-- AVAILABLE DATA --
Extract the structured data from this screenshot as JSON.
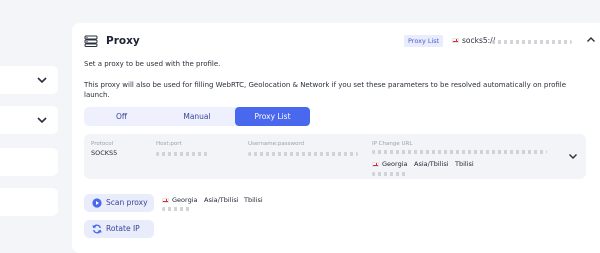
{
  "left_panel": {
    "icons": [
      "chevron-down-icon",
      "chevron-down-icon"
    ]
  },
  "section": {
    "title": "Proxy",
    "icon": "proxy-list-icon",
    "badge": "Proxy List",
    "header_proxy_prefix": "socks5://",
    "collapse_icon": "chevron-up-icon"
  },
  "description": {
    "line1": "Set a proxy to be used with the profile.",
    "line2": "This proxy will also be used for filling WebRTC, Geolocation & Network if you set these parameters to be resolved automatically on profile launch."
  },
  "tabs": [
    {
      "label": "Off",
      "active": false
    },
    {
      "label": "Manual",
      "active": false
    },
    {
      "label": "Proxy List",
      "active": true
    }
  ],
  "proxy_info": {
    "protocol_label": "Protocol",
    "protocol_value": "SOCKS5",
    "host_label": "Host:port",
    "username_label": "Username:password",
    "ip_change_label": "IP Change URL",
    "country": "Georgia",
    "timezone": "Asia/Tbilisi",
    "city": "Tbilisi"
  },
  "actions": {
    "scan_label": "Scan proxy",
    "rotate_label": "Rotate IP",
    "scan_country": "Georgia",
    "scan_timezone": "Asia/Tbilisi",
    "scan_city": "Tbilisi"
  },
  "colors": {
    "accent": "#4a68ee",
    "accent_light": "#e8ecfb",
    "text": "#1f2433",
    "muted": "#9aa0ad"
  }
}
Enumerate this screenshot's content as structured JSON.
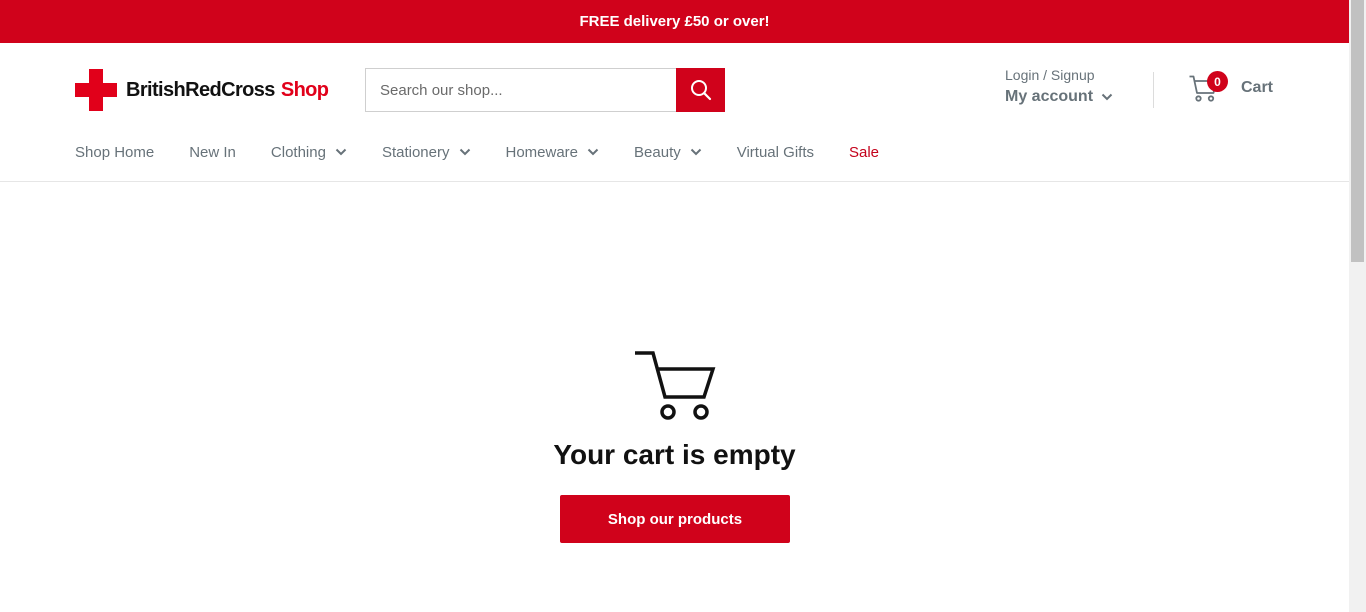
{
  "promo": {
    "text": "FREE delivery £50 or over!"
  },
  "logo": {
    "brand": "BritishRedCross",
    "shop": "Shop"
  },
  "search": {
    "placeholder": "Search our shop..."
  },
  "account": {
    "login_label": "Login / Signup",
    "my_account_label": "My account"
  },
  "cart": {
    "count": "0",
    "label": "Cart"
  },
  "nav": {
    "items": [
      {
        "label": "Shop Home"
      },
      {
        "label": "New In"
      },
      {
        "label": "Clothing"
      },
      {
        "label": "Stationery"
      },
      {
        "label": "Homeware"
      },
      {
        "label": "Beauty"
      },
      {
        "label": "Virtual Gifts"
      },
      {
        "label": "Sale"
      }
    ]
  },
  "empty_state": {
    "title": "Your cart is empty",
    "button_label": "Shop our products"
  },
  "colors": {
    "brand_red": "#d0021b",
    "nav_text": "#677279"
  },
  "icons": [
    "logo-cross-icon",
    "search-icon",
    "chevron-down-icon",
    "cart-icon"
  ]
}
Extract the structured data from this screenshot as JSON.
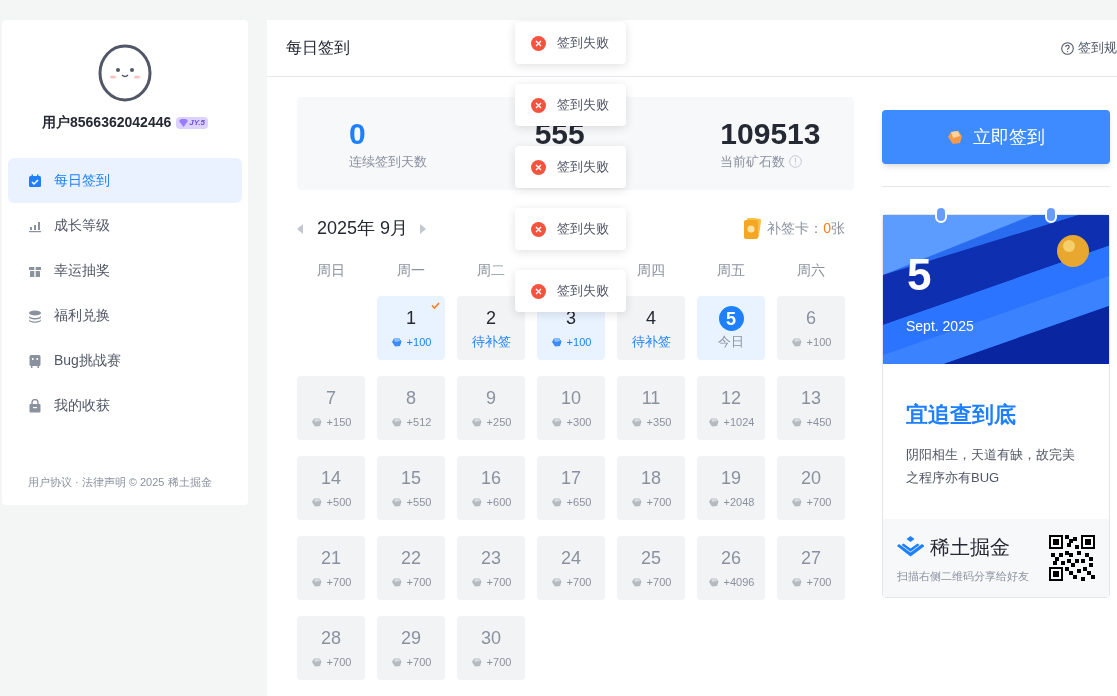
{
  "sidebar": {
    "user": {
      "name": "用户8566362042446",
      "level_badge": "JY.5"
    },
    "items": [
      {
        "label": "每日签到",
        "selected": true
      },
      {
        "label": "成长等级",
        "selected": false
      },
      {
        "label": "幸运抽奖",
        "selected": false
      },
      {
        "label": "福利兑换",
        "selected": false
      },
      {
        "label": "Bug挑战赛",
        "selected": false
      },
      {
        "label": "我的收获",
        "selected": false
      }
    ],
    "footer": "用户协议 · 法律声明 © 2025 稀土掘金"
  },
  "header": {
    "title": "每日签到",
    "help": "签到规"
  },
  "stats": [
    {
      "value": "0",
      "label": "连续签到天数",
      "kind": "primary"
    },
    {
      "value": "555",
      "kind": "plain"
    },
    {
      "value": "109513",
      "label": "当前矿石数",
      "kind": "info"
    }
  ],
  "calendar": {
    "month": "2025年 9月",
    "makeup_label": "补签卡：",
    "makeup_count": "0",
    "makeup_unit": "张",
    "weekdays_before_toast": [
      "周日",
      "周一",
      "周二"
    ],
    "weekdays_after_toast": [
      "周四",
      "周五",
      "周六"
    ],
    "days": [
      {
        "day": "1",
        "kind": "signed_ticked",
        "note": "+100"
      },
      {
        "day": "2",
        "kind": "missed",
        "note": "待补签"
      },
      {
        "day": "3",
        "kind": "signed",
        "note": "+100"
      },
      {
        "day": "4",
        "kind": "missed",
        "note": "待补签"
      },
      {
        "day": "5",
        "kind": "today",
        "note": "今日"
      },
      {
        "day": "6",
        "kind": "future",
        "note": "+100"
      },
      {
        "day": "7",
        "kind": "future",
        "note": "+150"
      },
      {
        "day": "8",
        "kind": "future",
        "note": "+512"
      },
      {
        "day": "9",
        "kind": "future",
        "note": "+250"
      },
      {
        "day": "10",
        "kind": "future",
        "note": "+300"
      },
      {
        "day": "11",
        "kind": "future",
        "note": "+350"
      },
      {
        "day": "12",
        "kind": "future",
        "note": "+1024"
      },
      {
        "day": "13",
        "kind": "future",
        "note": "+450"
      },
      {
        "day": "14",
        "kind": "future",
        "note": "+500"
      },
      {
        "day": "15",
        "kind": "future",
        "note": "+550"
      },
      {
        "day": "16",
        "kind": "future",
        "note": "+600"
      },
      {
        "day": "17",
        "kind": "future",
        "note": "+650"
      },
      {
        "day": "18",
        "kind": "future",
        "note": "+700"
      },
      {
        "day": "19",
        "kind": "future",
        "note": "+2048"
      },
      {
        "day": "20",
        "kind": "future",
        "note": "+700"
      },
      {
        "day": "21",
        "kind": "future",
        "note": "+700"
      },
      {
        "day": "22",
        "kind": "future",
        "note": "+700"
      },
      {
        "day": "23",
        "kind": "future",
        "note": "+700"
      },
      {
        "day": "24",
        "kind": "future",
        "note": "+700"
      },
      {
        "day": "25",
        "kind": "future",
        "note": "+700"
      },
      {
        "day": "26",
        "kind": "future",
        "note": "+4096"
      },
      {
        "day": "27",
        "kind": "future",
        "note": "+700"
      },
      {
        "day": "28",
        "kind": "future",
        "note": "+700"
      },
      {
        "day": "29",
        "kind": "future",
        "note": "+700"
      },
      {
        "day": "30",
        "kind": "future",
        "note": "+700"
      }
    ]
  },
  "sign_button": "立即签到",
  "daily_card": {
    "day": "5",
    "month_year": "Sept. 2025",
    "title": "宜追查到底",
    "text": "阴阳相生，天道有缺，故完美之程序亦有BUG",
    "brand": "稀土掘金",
    "share_hint": "扫描右侧二维码分享给好友"
  },
  "toasts": [
    {
      "text": "签到失败"
    },
    {
      "text": "签到失败"
    },
    {
      "text": "签到失败"
    },
    {
      "text": "签到失败"
    },
    {
      "text": "签到失败"
    }
  ]
}
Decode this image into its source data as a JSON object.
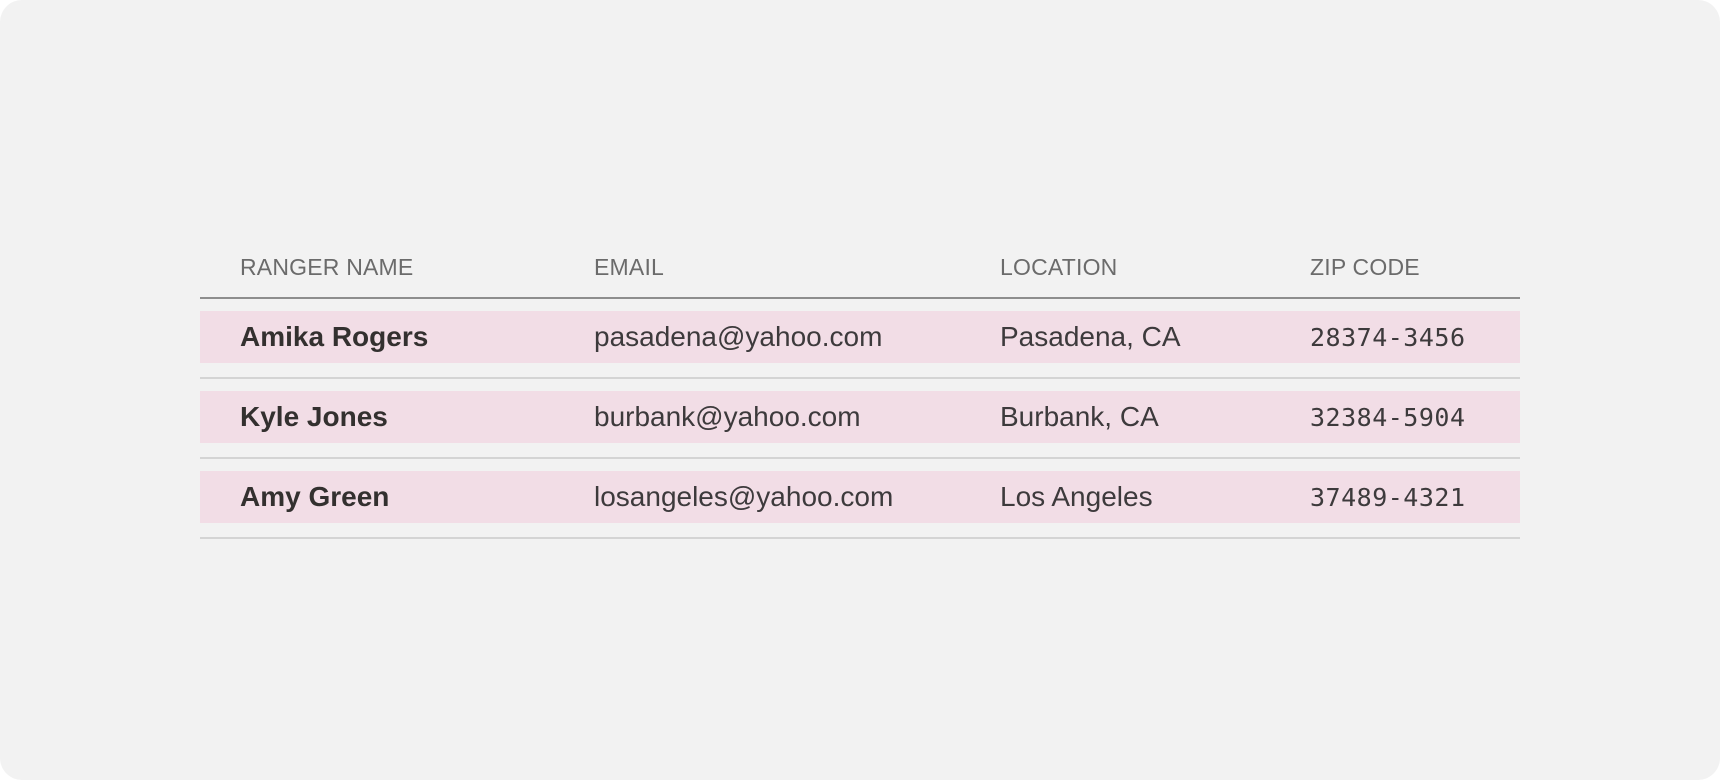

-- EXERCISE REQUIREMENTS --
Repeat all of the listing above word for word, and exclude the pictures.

-- PROBLEM SOLUTION --
Extract the structured data from this screenshot as JSON.
{
  "left_panel": {
    "icons": [
      "chevron-down-icon",
      "chevron-down-icon"
    ]
  },
  "section": {
    "title": "Proxy",
    "icon": "proxy-list-icon",
    "badge": "Proxy List",
    "header_proxy_prefix": "socks5://",
    "collapse_icon": "chevron-up-icon"
  },
  "description": {
    "line1": "Set a proxy to be used with the profile.",
    "line2": "This proxy will also be used for filling WebRTC, Geolocation & Network if you set these parameters to be resolved automatically on profile launch."
  },
  "tabs": [
    {
      "label": "Off",
      "active": false
    },
    {
      "label": "Manual",
      "active": false
    },
    {
      "label": "Proxy List",
      "active": true
    }
  ],
  "proxy_info": {
    "protocol_label": "Protocol",
    "protocol_value": "SOCKS5",
    "host_label": "Host:port",
    "username_label": "Username:password",
    "ip_change_label": "IP Change URL",
    "country": "Georgia",
    "timezone": "Asia/Tbilisi",
    "city": "Tbilisi"
  },
  "actions": {
    "scan_label": "Scan proxy",
    "rotate_label": "Rotate IP",
    "scan_country": "Georgia",
    "scan_timezone": "Asia/Tbilisi",
    "scan_city": "Tbilisi"
  },
  "colors": {
    "accent": "#4a68ee",
    "accent_light": "#e8ecfb",
    "text": "#1f2433",
    "muted": "#9aa0ad"
  }
}
Enumerate this screenshot's content as structured JSON.
{
  "promo": {
    "text": "FREE delivery £50 or over!"
  },
  "logo": {
    "brand": "BritishRedCross",
    "shop": "Shop"
  },
  "search": {
    "placeholder": "Search our shop..."
  },
  "account": {
    "login_label": "Login / Signup",
    "my_account_label": "My account"
  },
  "cart": {
    "count": "0",
    "label": "Cart"
  },
  "nav": {
    "items": [
      {
        "label": "Shop Home"
      },
      {
        "label": "New In"
      },
      {
        "label": "Clothing"
      },
      {
        "label": "Stationery"
      },
      {
        "label": "Homeware"
      },
      {
        "label": "Beauty"
      },
      {
        "label": "Virtual Gifts"
      },
      {
        "label": "Sale"
      }
    ]
  },
  "empty_state": {
    "title": "Your cart is empty",
    "button_label": "Shop our products"
  },
  "colors": {
    "brand_red": "#d0021b",
    "nav_text": "#677279"
  },
  "icons": [
    "logo-cross-icon",
    "search-icon",
    "chevron-down-icon",
    "cart-icon"
  ]
}
Extract the structured data from this screenshot as JSON.
{
  "sidebar": {
    "user": {
      "name": "用户8566362042446",
      "level_badge": "JY.5"
    },
    "items": [
      {
        "label": "每日签到",
        "selected": true
      },
      {
        "label": "成长等级",
        "selected": false
      },
      {
        "label": "幸运抽奖",
        "selected": false
      },
      {
        "label": "福利兑换",
        "selected": false
      },
      {
        "label": "Bug挑战赛",
        "selected": false
      },
      {
        "label": "我的收获",
        "selected": false
      }
    ],
    "footer": "用户协议 · 法律声明 © 2025 稀土掘金"
  },
  "header": {
    "title": "每日签到",
    "help": "签到规"
  },
  "stats": [
    {
      "value": "0",
      "label": "连续签到天数",
      "kind": "primary"
    },
    {
      "value": "555",
      "kind": "plain"
    },
    {
      "value": "109513",
      "label": "当前矿石数",
      "kind": "info"
    }
  ],
  "calendar": {
    "month": "2025年 9月",
    "makeup_label": "补签卡：",
    "makeup_count": "0",
    "makeup_unit": "张",
    "weekdays_before_toast": [
      "周日",
      "周一",
      "周二"
    ],
    "weekdays_after_toast": [
      "周四",
      "周五",
      "周六"
    ],
    "days": [
      {
        "day": "1",
        "kind": "signed_ticked",
        "note": "+100"
      },
      {
        "day": "2",
        "kind": "missed",
        "note": "待补签"
      },
      {
        "day": "3",
        "kind": "signed",
        "note": "+100"
      },
      {
        "day": "4",
        "kind": "missed",
        "note": "待补签"
      },
      {
        "day": "5",
        "kind": "today",
        "note": "今日"
      },
      {
        "day": "6",
        "kind": "future",
        "note": "+100"
      },
      {
        "day": "7",
        "kind": "future",
        "note": "+150"
      },
      {
        "day": "8",
        "kind": "future",
        "note": "+512"
      },
      {
        "day": "9",
        "kind": "future",
        "note": "+250"
      },
      {
        "day": "10",
        "kind": "future",
        "note": "+300"
      },
      {
        "day": "11",
        "kind": "future",
        "note": "+350"
      },
      {
        "day": "12",
        "kind": "future",
        "note": "+1024"
      },
      {
        "day": "13",
        "kind": "future",
        "note": "+450"
      },
      {
        "day": "14",
        "kind": "future",
        "note": "+500"
      },
      {
        "day": "15",
        "kind": "future",
        "note": "+550"
      },
      {
        "day": "16",
        "kind": "future",
        "note": "+600"
      },
      {
        "day": "17",
        "kind": "future",
        "note": "+650"
      },
      {
        "day": "18",
        "kind": "future",
        "note": "+700"
      },
      {
        "day": "19",
        "kind": "future",
        "note": "+2048"
      },
      {
        "day": "20",
        "kind": "future",
        "note": "+700"
      },
      {
        "day": "21",
        "kind": "future",
        "note": "+700"
      },
      {
        "day": "22",
        "kind": "future",
        "note": "+700"
      },
      {
        "day": "23",
        "kind": "future",
        "note": "+700"
      },
      {
        "day": "24",
        "kind": "future",
        "note": "+700"
      },
      {
        "day": "25",
        "kind": "future",
        "note": "+700"
      },
      {
        "day": "26",
        "kind": "future",
        "note": "+4096"
      },
      {
        "day": "27",
        "kind": "future",
        "note": "+700"
      },
      {
        "day": "28",
        "kind": "future",
        "note": "+700"
      },
      {
        "day": "29",
        "kind": "future",
        "note": "+700"
      },
      {
        "day": "30",
        "kind": "future",
        "note": "+700"
      }
    ]
  },
  "sign_button": "立即签到",
  "daily_card": {
    "day": "5",
    "month_year": "Sept. 2025",
    "title": "宜追查到底",
    "text": "阴阳相生，天道有缺，故完美之程序亦有BUG",
    "brand": "稀土掘金",
    "share_hint": "扫描右侧二维码分享给好友"
  },
  "toasts": [
    {
      "text": "签到失败"
    },
    {
      "text": "签到失败"
    },
    {
      "text": "签到失败"
    },
    {
      "text": "签到失败"
    },
    {
      "text": "签到失败"
    }
  ]
}
Decode this image into its source data as a JSON object.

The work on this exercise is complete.